My heart is in good shape and my heart rate is under control. It was my valve that fell apart in 2012, everything else looked fine in there. Now my legs and cardio need to get with the program. My mind thinks that I should be able to knock out 45 miles like nothing, my body tells another story. My legs get tired after twenty or thirty miles of pushing and my breathing feels a bit milky, like I need more oxygen. I’ll get in shape. It will just take some work. Sometimes I think, “It’s been three f*cking years since surgery, I should be fine!” And I begin to doubt my body and wonder if maybe I will never be able to ride 200 miles again or even 100 comfortably. But that’s bullshit. The problem is the rest of my life fell apart after my valve and it has taken me some time to deal. I haven’t been able to ride regularly like I need to. It’s definitely an ongoing process, but I am doing quite well now. I am ready to tackle life again. I am ready to kick some ass. If we aren’t kicking ass in this life what are we doing? So it has taken about three years to get to this place that I feel good. I feel ready. I feel confident. I am going to pedal past the demons that tell me differently.

Riding in the rain

Riding in the rain

I breathe deep, I turn the pedals, the gravel crunches under my tires and I ride past my demons. I feel good. I am finding my power. I am writing again. I am smiling. My heart feels good. The universe around me is shaping into something amazing.

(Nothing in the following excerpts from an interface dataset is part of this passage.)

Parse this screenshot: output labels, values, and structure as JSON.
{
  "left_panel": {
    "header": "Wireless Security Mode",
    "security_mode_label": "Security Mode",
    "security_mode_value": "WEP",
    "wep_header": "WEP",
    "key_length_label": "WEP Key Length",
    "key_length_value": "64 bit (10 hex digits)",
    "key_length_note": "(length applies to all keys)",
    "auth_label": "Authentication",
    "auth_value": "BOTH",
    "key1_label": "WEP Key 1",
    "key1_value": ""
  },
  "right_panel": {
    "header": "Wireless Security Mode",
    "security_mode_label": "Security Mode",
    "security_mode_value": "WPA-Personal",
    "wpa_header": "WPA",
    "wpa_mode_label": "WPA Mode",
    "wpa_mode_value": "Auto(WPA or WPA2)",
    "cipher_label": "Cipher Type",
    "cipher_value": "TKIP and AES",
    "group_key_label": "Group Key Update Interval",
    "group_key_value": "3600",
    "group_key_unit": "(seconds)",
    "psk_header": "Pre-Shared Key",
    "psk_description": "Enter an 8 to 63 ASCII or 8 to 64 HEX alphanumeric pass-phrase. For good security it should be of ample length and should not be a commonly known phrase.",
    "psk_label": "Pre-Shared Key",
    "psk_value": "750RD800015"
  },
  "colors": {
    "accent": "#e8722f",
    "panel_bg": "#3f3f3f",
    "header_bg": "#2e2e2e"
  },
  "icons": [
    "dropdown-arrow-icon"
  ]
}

All I had to do was make that shift in my mind to see it.

As I pedal away from the demons of my past, my mind wanders to and fro and stops and chews on why in the world my heart fell apart. I had no history of heart issues. Although my grandpa died of a heart attack, he ate a lot of red meat and did not exercise, there was no family history of mitral valve problems. And I was in the best shape of my life when it happened. The doctors had no reasons. But I know.

My life needed to change. I even prayed for change back then. I was not happy. I was stressed about my circumstances back then. I hated my job and instead of concentrating on the good, on the giant possibilities of life, I concentrated on how much I hated where I was. Every day I drove to work I would feel a tightness in my chest. I hold my stress there. And soon, my heart began to fall apart.

I write about this because stress kills. We will always have stress in our lives. There will always be something for us to deal with. It is meant to be that way. We get better at anything by working at it. I will get better at cycling by doing 100’s of painful training rides. It isn’t always fun. But through the pain we get stronger. And this is true for life too. The past three years have been emotionally painful, but I would not trade any of it for an easy life. I learned. I overcame. I dealt with my demons. I learned about myself. I learned about life. I made it through and am stronger because of it.

Riding into the storm

Riding into the unkown

What it took for me to change things was a wakeup call (heart surgery+divorce+DUI+ a new job should do it) and a shift of attitude. We get to choose how we see life. What we focus our minds on is what our lives become. I am focusing on the good. I am focusing on the life I want, more than the life I have. And yet I am also remaining in the moment to thoroughly enjoy what is happening now. Now is a gift.

Life will give us hard times. I was able to realize, during meditation and visualization, that pain is as beautiful, maybe even more so, than the times of ecstasy and comfort. It is in these times of discomfort when we are learning and growing the most. Remember that when it seems like everything sucks and the world is out to get you. A shift of thinking will change your world completely.

Feed Your Monkey!
Eric Wildflower fields